• British Grand Prix 1959

Brabham and Cooper take the plaudits

Martin Williamson July 18, 1959
Jack Brabham (No. 12) leads away Roy Salvadori (No. 2) and Harry Schell (No. 8) at the start © Getty Images
Enlarge

Jack Brabham moved clear in the drivers' championship with victory at the British Grand Prix, his second of the season, but, as the Times noted, the absence of Ferrari "left the race all but shorn of the dashing internationalism to be expected".

Ferrari had been forced to stay at home because of a strike by Italian metal workers, but there was some good news when Tony Brooks, who was expected to miss out as a result, was offered a mothballed Vanwall. As it was, the car lasted 13 laps before suffering an ignition failure. But it meant the field was dominated by British manufacturers, bolstered by the first appearance of the Aston Martin team.

The race itself gave a large Aintree crowd value for money, with the lap record being broken several times even though Brabham's Cooper-Climax lead throughout. Stirling Moss in a BRM moved steadily up from sixth to second, but any hopes of overhauling Brabham ended when he was forced to pit for a tyre change and then 16 laps later for fuel.

As Brabham cruised to victory, Moss and Bruce McLaren engaged in a superb tussle for second. Moss overtook on the 68th lap but McLaren refused to be shaken off and doggedly sat in his slipstream, attempting to dart past at the death but Moss clung on by 0.2 seconds.

With two of the three podium paces, it was a great day for John Cooper and his little Surbiton-based concern, even though he was ill and had had to remain at home.

Aston Martin also had a good debut, with Roy Salvadori matching Brabham's qualifying time and going on to finish sixth.

The result meant Brabham had 27 points, well clear of Brooks on 14.

Martin Williamson is managing editor of digital media ESPN EMEA

© ESPN Sports Media Ltd.

Feeds Feeds: Martin Williamson

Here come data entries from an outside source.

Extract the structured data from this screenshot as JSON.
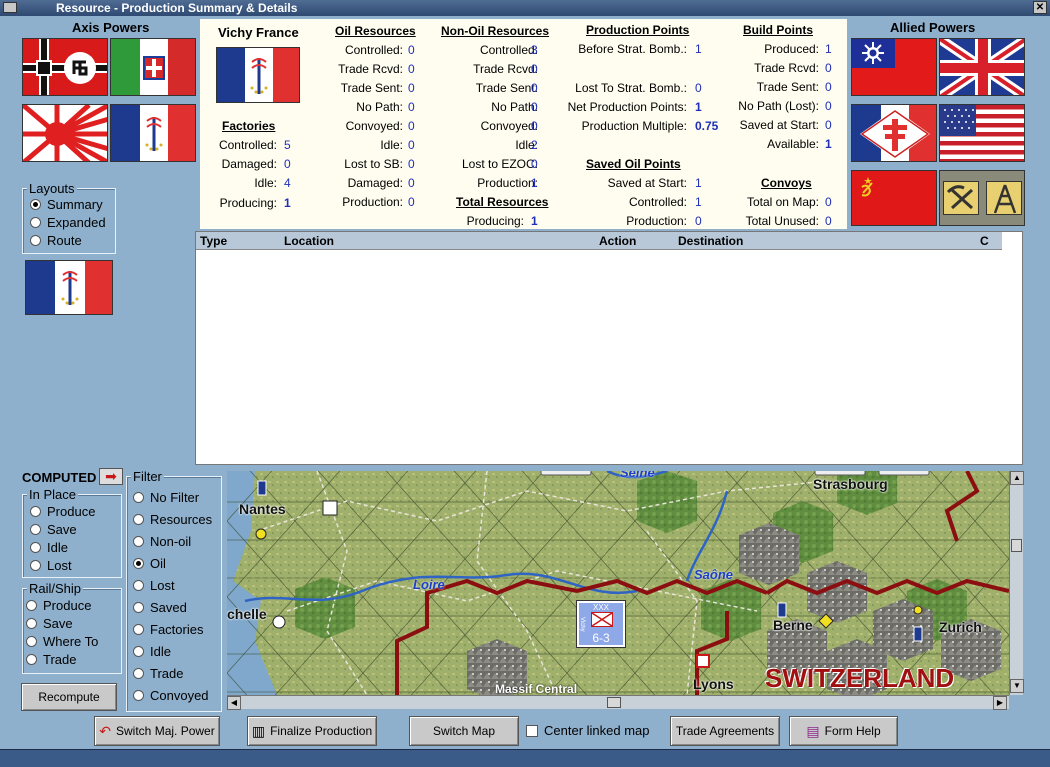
{
  "window": {
    "title": "Resource - Production Summary & Details"
  },
  "axis": {
    "title": "Axis Powers"
  },
  "allied": {
    "title": "Allied Powers"
  },
  "layouts": {
    "label": "Layouts",
    "options": [
      "Summary",
      "Expanded",
      "Route"
    ],
    "selected": "Summary"
  },
  "nation": {
    "name": "Vichy France"
  },
  "factories": {
    "heading": "Factories",
    "rows": [
      {
        "label": "Controlled:",
        "value": "5"
      },
      {
        "label": "Damaged:",
        "value": "0"
      },
      {
        "label": "Idle:",
        "value": "4"
      },
      {
        "label": "Producing:",
        "value": "1"
      }
    ]
  },
  "oil": {
    "heading": "Oil Resources",
    "rows": [
      {
        "label": "Controlled:",
        "value": "0"
      },
      {
        "label": "Trade Rcvd:",
        "value": "0"
      },
      {
        "label": "Trade Sent:",
        "value": "0"
      },
      {
        "label": "No Path:",
        "value": "0"
      },
      {
        "label": "Convoyed:",
        "value": "0"
      },
      {
        "label": "Idle:",
        "value": "0"
      },
      {
        "label": "Lost to SB:",
        "value": "0"
      },
      {
        "label": "Damaged:",
        "value": "0"
      },
      {
        "label": "Production:",
        "value": "0"
      }
    ]
  },
  "nonoil": {
    "heading": "Non-Oil Resources",
    "rows": [
      {
        "label": "Controlled:",
        "value": "3"
      },
      {
        "label": "Trade Rcvd:",
        "value": "0"
      },
      {
        "label": "Trade Sent:",
        "value": "0"
      },
      {
        "label": "No Path:",
        "value": "0"
      },
      {
        "label": "Convoyed:",
        "value": "0"
      },
      {
        "label": "Idle:",
        "value": "2"
      },
      {
        "label": "Lost to EZOC:",
        "value": "0"
      },
      {
        "label": "Production:",
        "value": "1"
      }
    ]
  },
  "total": {
    "heading": "Total Resources",
    "label": "Producing:",
    "value": "1"
  },
  "pp": {
    "heading": "Production Points",
    "rows": [
      {
        "label": "Before Strat. Bomb.:",
        "value": "1"
      },
      {
        "label": "Lost To Strat. Bomb.:",
        "value": "0"
      },
      {
        "label": "Net Production Points:",
        "value": "1"
      },
      {
        "label": "Production Multiple:",
        "value": "0.75"
      }
    ]
  },
  "saved_oil": {
    "heading": "Saved Oil Points",
    "rows": [
      {
        "label": "Saved at Start:",
        "value": "1"
      },
      {
        "label": "Controlled:",
        "value": "1"
      },
      {
        "label": "Production:",
        "value": "0"
      }
    ]
  },
  "bp": {
    "heading": "Build Points",
    "rows": [
      {
        "label": "Produced:",
        "value": "1"
      },
      {
        "label": "Trade Rcvd:",
        "value": "0"
      },
      {
        "label": "Trade Sent:",
        "value": "0"
      },
      {
        "label": "No Path (Lost):",
        "value": "0"
      },
      {
        "label": "Saved at Start:",
        "value": "0"
      },
      {
        "label": "Available:",
        "value": "1"
      }
    ]
  },
  "convoys": {
    "heading": "Convoys",
    "rows": [
      {
        "label": "Total on Map:",
        "value": "0"
      },
      {
        "label": "Total Unused:",
        "value": "0"
      }
    ]
  },
  "table": {
    "columns": [
      "Type",
      "Location",
      "Action",
      "Destination",
      "C"
    ]
  },
  "computed": {
    "label": "COMPUTED"
  },
  "inplace": {
    "label": "In Place",
    "options": [
      "Produce",
      "Save",
      "Idle",
      "Lost"
    ]
  },
  "railship": {
    "label": "Rail/Ship",
    "options": [
      "Produce",
      "Save",
      "Where To",
      "Trade"
    ]
  },
  "filter": {
    "label": "Filter",
    "options": [
      "No Filter",
      "Resources",
      "Non-oil",
      "Oil",
      "Lost",
      "Saved",
      "Factories",
      "Idle",
      "Trade",
      "Convoyed"
    ],
    "selected": "Oil"
  },
  "recompute": {
    "label": "Recompute"
  },
  "map": {
    "cities": [
      "Nantes",
      "Strasbourg",
      "chelle",
      "Berne",
      "Zurich",
      "Lyons"
    ],
    "rivers": [
      "Loire",
      "Saône",
      "Seine"
    ],
    "regions": [
      "Massif Central",
      "SWITZERLAND"
    ],
    "unit": {
      "top": "XXX",
      "side": "Vichy",
      "strength": "6-3"
    }
  },
  "buttons": {
    "switch_power": "Switch Maj. Power",
    "finalize": "Finalize Production",
    "switch_map": "Switch Map",
    "center_linked": "Center linked map",
    "trade": "Trade Agreements",
    "help": "Form Help"
  },
  "colors": {
    "window_bg": "#8fb0cc",
    "panel_bg": "#fffdf0",
    "value_blue": "#1f2fb8",
    "border_red": "#8b0f10",
    "river_blue": "#2f64c4"
  }
}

Martin Williamson Close
Martin Williamson is managing editor of digital media ESPN EMEA Martin Williamson, who grew up in the era of James Hunt, Niki Lauda and sideburns, became managing editor of ESPN EMEA Digital Group in 2007 after spells with Sky Sports, Sportal and Cricinfo